None of the patients I know think they’ll ever be as bad as Whitney, and I’m not sure Whitney knows he’s the worst. He must know it’s bad, especially on Monday—the day I flew to D.C. to protest—when they had to rush him to the hospital to repair a hole in the tube that gives him food. I know he feels alone in the prison his body has trapped him in. I know this because his mom tells me he cries all the time and she can’t comfort him by touch or word, but only by placing her hand on her heart before leaving him be. I walked around the United States capitol with Ryan for a few hours before the protest. It was hotter than I thought it’d be, and sweat dripped down my back into the waistband of my jeans. Ryan had changed into a dark shirt before we left, and he fought to keep the sleeves rolled above his elbows. I kept looking for signs he’d had enough. But ever the tour guide, he showed me the town he loved, walking me to the Library of Congress, and through the stuffy viewing platform. We paused to buy food and sat to eat it on a shady bench. We walked down past the Smithsonian, the Washington Memorial, gazed at the Whitehouse from outside the fence with the cops behind us yelling at tourists to behave. We stopped for souvenirs before sitting on the cool floor in the corner of the Lincoln Memorial. I remembered how the statue had been like a giant when I saw him at seven. How I’d looked up so far the back of my head touched my shoulders a little. Now I understood the weight of the words behind him.
Ryan spoke a bit at the protest for his disease not even an hour later. I wondered how many times he’d done that. “I’ve lived in five states this month,” he said to a group of students a few hours later. His advocacy work had brought him to Chicago, Palo Alto, my town of Missoula, and Washington, D.C., where we held informational signs about those who suffer from the disease. Hashtagged MillionsMissing, the protest took place across 24 cities on four different continents that day.

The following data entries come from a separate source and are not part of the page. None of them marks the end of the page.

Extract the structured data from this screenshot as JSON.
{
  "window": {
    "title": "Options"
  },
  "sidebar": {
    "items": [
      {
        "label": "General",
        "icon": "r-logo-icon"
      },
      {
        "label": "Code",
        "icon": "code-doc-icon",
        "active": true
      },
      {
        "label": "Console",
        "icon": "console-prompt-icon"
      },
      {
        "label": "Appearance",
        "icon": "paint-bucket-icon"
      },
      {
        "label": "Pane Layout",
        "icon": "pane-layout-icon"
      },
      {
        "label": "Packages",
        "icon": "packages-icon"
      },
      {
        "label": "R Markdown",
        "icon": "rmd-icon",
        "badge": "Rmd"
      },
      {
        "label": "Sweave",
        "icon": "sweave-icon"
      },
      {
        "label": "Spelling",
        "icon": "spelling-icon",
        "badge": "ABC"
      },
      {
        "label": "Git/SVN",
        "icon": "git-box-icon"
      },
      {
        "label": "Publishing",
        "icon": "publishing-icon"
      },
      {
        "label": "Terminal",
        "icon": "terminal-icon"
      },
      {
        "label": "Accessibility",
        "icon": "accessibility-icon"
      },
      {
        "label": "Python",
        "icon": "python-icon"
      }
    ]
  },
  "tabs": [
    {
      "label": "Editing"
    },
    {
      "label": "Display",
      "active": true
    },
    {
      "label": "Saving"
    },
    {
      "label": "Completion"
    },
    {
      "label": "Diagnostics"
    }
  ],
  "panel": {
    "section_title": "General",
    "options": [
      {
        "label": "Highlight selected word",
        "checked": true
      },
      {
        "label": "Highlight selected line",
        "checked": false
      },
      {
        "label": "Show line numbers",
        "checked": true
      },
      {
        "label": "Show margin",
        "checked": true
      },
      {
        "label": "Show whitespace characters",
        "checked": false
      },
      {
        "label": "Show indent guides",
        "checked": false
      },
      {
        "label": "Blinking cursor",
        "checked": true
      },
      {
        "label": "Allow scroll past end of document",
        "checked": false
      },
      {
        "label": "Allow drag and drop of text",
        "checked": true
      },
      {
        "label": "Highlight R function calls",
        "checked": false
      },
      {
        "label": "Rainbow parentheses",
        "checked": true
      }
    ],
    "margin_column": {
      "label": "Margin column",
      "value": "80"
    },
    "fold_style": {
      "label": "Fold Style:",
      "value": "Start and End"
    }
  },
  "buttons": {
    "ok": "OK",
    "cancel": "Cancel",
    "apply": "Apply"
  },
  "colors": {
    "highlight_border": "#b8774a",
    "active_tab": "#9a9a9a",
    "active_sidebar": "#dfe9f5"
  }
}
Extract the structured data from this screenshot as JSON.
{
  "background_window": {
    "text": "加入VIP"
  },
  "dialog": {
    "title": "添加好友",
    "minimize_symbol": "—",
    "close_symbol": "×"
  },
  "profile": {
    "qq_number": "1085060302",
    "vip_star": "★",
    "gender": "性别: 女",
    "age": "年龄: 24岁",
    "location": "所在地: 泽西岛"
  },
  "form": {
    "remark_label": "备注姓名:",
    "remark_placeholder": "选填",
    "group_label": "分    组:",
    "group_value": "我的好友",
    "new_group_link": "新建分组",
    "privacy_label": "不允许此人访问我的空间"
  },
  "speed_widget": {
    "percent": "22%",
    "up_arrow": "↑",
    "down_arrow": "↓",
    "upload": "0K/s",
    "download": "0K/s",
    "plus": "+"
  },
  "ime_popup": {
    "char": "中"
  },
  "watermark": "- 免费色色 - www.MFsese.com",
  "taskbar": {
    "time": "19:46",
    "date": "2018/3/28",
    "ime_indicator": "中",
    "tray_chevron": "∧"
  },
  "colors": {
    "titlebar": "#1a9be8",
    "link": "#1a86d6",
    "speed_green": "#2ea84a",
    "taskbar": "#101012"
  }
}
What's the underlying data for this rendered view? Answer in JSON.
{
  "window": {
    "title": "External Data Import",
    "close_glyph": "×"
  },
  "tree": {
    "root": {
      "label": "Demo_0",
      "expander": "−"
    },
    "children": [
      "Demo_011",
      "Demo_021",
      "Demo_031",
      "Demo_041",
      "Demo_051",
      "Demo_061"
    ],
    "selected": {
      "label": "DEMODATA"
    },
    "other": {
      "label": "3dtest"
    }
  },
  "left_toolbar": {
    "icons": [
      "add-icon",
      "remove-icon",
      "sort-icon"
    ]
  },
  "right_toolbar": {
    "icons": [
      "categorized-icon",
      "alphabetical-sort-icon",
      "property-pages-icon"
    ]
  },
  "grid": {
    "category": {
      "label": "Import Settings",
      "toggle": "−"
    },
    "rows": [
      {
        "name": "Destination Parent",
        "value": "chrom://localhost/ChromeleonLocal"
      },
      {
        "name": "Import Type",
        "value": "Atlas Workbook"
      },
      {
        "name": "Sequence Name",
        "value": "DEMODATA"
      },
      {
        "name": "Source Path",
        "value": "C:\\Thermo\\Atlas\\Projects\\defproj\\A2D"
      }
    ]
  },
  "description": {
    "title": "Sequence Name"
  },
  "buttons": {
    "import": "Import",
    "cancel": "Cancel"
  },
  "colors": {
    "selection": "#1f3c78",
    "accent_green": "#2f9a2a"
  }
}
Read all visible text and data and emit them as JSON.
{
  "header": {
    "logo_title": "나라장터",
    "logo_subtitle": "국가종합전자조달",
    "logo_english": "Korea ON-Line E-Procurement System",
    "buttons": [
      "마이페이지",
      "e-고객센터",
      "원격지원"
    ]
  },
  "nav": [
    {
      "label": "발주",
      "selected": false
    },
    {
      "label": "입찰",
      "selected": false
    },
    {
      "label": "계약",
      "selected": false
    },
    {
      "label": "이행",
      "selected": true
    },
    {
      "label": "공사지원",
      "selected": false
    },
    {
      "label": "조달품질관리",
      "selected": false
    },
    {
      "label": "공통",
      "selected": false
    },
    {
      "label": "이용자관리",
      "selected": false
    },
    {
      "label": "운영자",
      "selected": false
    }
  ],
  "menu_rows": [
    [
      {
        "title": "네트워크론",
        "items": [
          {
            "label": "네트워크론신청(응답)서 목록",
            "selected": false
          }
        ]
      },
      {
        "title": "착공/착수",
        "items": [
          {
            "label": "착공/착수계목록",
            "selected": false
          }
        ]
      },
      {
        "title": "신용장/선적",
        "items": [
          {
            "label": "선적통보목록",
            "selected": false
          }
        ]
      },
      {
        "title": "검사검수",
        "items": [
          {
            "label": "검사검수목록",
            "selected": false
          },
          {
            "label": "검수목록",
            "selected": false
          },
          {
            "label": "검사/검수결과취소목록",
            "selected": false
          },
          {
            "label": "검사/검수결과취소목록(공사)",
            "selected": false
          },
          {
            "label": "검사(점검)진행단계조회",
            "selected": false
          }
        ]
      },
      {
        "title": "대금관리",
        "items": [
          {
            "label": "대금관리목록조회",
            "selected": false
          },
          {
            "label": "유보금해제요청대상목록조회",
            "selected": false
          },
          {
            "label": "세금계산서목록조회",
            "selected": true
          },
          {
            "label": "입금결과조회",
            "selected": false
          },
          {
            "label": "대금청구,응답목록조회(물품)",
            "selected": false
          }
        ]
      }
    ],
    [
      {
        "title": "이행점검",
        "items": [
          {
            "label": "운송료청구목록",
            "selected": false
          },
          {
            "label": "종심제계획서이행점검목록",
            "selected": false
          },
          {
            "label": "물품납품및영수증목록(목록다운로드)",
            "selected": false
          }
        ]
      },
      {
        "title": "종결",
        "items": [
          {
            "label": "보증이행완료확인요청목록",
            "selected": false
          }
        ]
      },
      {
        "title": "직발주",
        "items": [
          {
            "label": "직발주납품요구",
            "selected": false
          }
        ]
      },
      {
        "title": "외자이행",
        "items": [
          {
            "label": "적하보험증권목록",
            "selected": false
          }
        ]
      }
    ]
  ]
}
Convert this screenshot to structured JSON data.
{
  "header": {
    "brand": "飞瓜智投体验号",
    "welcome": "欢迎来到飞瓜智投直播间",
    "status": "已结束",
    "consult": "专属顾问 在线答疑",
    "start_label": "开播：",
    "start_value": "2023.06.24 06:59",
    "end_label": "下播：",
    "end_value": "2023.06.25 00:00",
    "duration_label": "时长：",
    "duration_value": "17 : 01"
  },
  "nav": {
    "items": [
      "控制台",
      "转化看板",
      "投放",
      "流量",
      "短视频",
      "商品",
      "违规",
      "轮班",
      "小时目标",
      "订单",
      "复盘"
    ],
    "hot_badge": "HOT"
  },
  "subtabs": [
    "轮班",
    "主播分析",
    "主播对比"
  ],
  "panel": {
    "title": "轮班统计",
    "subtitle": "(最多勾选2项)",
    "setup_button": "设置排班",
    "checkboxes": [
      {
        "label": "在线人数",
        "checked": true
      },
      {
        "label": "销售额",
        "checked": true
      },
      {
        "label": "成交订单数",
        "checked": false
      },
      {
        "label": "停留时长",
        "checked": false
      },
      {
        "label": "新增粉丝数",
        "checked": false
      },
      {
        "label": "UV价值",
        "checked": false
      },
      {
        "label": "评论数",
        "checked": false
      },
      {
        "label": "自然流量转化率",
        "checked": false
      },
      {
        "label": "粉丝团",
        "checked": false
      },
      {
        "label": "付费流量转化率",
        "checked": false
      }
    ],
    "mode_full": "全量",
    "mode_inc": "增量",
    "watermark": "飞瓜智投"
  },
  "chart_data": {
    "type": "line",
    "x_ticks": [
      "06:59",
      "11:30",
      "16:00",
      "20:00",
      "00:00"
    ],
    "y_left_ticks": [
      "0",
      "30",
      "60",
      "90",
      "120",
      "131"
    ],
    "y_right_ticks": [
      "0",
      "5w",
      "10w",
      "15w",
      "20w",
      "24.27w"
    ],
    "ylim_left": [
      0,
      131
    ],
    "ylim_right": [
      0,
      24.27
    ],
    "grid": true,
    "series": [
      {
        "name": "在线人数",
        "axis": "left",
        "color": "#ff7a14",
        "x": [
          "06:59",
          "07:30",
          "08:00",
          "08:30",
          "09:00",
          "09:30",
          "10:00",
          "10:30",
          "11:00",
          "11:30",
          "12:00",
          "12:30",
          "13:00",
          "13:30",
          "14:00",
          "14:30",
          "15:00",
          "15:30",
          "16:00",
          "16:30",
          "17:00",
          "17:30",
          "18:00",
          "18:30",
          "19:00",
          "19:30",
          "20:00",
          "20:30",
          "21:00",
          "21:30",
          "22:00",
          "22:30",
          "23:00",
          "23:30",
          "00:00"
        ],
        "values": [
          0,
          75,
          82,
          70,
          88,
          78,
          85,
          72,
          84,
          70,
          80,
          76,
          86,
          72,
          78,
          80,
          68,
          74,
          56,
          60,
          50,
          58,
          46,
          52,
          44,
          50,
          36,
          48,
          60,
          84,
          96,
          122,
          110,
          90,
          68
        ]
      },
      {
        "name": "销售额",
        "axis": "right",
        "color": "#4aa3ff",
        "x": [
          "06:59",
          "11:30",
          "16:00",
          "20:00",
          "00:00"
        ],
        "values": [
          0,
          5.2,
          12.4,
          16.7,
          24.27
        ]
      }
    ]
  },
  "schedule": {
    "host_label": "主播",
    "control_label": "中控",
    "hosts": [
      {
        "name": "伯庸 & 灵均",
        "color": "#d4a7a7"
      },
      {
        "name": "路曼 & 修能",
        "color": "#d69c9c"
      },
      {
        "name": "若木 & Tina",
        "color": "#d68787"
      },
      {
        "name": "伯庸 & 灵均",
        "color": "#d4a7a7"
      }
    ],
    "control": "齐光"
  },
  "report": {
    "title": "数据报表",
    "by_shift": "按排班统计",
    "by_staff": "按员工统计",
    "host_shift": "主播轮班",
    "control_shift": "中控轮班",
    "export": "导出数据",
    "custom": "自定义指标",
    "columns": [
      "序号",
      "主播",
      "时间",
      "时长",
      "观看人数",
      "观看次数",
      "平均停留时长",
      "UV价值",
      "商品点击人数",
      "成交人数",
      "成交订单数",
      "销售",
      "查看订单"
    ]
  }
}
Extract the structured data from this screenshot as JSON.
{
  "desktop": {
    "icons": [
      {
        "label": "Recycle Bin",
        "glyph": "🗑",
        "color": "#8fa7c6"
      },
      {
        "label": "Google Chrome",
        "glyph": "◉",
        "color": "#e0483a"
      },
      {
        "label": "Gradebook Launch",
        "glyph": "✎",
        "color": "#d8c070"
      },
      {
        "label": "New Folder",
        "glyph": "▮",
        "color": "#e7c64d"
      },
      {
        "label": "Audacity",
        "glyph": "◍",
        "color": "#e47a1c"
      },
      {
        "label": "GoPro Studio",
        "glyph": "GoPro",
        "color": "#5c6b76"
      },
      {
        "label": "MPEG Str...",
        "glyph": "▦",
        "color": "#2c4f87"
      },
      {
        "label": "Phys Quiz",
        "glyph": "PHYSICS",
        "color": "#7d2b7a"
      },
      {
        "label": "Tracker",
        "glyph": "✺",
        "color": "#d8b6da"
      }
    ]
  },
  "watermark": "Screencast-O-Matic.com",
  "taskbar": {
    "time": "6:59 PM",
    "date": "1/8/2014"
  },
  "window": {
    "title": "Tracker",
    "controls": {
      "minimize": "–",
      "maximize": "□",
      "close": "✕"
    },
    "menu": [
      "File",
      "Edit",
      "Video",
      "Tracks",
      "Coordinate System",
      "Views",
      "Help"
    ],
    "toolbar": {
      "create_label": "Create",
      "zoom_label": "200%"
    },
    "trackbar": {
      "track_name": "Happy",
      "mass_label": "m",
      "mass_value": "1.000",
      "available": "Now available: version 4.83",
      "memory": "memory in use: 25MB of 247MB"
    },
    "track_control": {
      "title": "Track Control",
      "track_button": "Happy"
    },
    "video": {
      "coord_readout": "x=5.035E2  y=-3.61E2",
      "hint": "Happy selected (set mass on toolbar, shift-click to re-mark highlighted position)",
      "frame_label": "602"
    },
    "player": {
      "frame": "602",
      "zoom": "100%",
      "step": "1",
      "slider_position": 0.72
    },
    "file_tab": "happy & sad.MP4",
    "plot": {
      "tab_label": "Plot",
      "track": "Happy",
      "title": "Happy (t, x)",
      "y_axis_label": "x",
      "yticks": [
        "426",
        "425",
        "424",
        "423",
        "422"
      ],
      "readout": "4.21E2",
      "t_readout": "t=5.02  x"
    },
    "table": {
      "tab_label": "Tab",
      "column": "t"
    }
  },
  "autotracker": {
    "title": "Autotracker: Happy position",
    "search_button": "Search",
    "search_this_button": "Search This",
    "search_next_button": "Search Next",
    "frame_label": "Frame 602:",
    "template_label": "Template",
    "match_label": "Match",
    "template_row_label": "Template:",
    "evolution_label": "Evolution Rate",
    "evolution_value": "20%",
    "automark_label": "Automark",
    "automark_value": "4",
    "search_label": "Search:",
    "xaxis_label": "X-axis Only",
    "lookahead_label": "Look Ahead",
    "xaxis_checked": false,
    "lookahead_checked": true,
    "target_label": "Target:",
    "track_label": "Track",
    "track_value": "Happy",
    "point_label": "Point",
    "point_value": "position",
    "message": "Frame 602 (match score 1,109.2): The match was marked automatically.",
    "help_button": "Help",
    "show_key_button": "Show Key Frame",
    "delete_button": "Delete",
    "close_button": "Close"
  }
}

I insisted on buying Ryan a fancy dinner after his final talk—the third in two days—and we walked through the dark streets of upscale neighborhoods to an oyster bar. Ryan went from gleefully tasting oysters from different coasts, ordering beer and a porterhouse, to excusing himself quickly. He returned to the table rubbing his eyes and couldn’t finish his meal. Within a few minutes, I’d paid the bill and gotten a car to take us home.
He said at least he’d probably sleep well that night. I wondered if he really would. I wondered if he was okay. Earlier that night, on the way to dinner, I’d told him I hadn’t thought he’d be able to do so much. I guess I wasn’t sure what to expect. Everyone who has the disease is affected differently, but most aren’t able to leave the house or even bed very much. Many hide their disability, spending the weekends recovering, not able to muster up the energy to shower.
Ryan calls himself one of the 10-15% of those who have recovered, as long as he takes those 20 pills a day. As long as he knows when to leave the restaurant and go straight home, and does.
Jamison and I texted later that night, after I dropped Ryan off. I tend to send him a photo of my glass whenever it has Jameson whiskey in it. I wrote for a little while at a bar before deciding I wasn’t writing anything. I couldn’t fall asleep; woke up groggy, dehydrated, and a little hungover. I figured Ryan probably felt the same without the aid of vices or lack of water or sleep. He sent a text and said he felt energized from getting out and walking, and I wondered if he said that so I wouldn’t worry. He swore he didn’t, but I knew if I were him I would have lied to me.
He sent me a few happy texts throughout the day, like Jamison always does. Sometimes late at night I send Whitney’s mom a text with a simple, red heart. Code. For love for each other we cannot explain. And the fiercest love for Whitney we hope he can feel.
For more information on myalgic encephalomyelitis, and to donate to fund research for treatment, go HERE.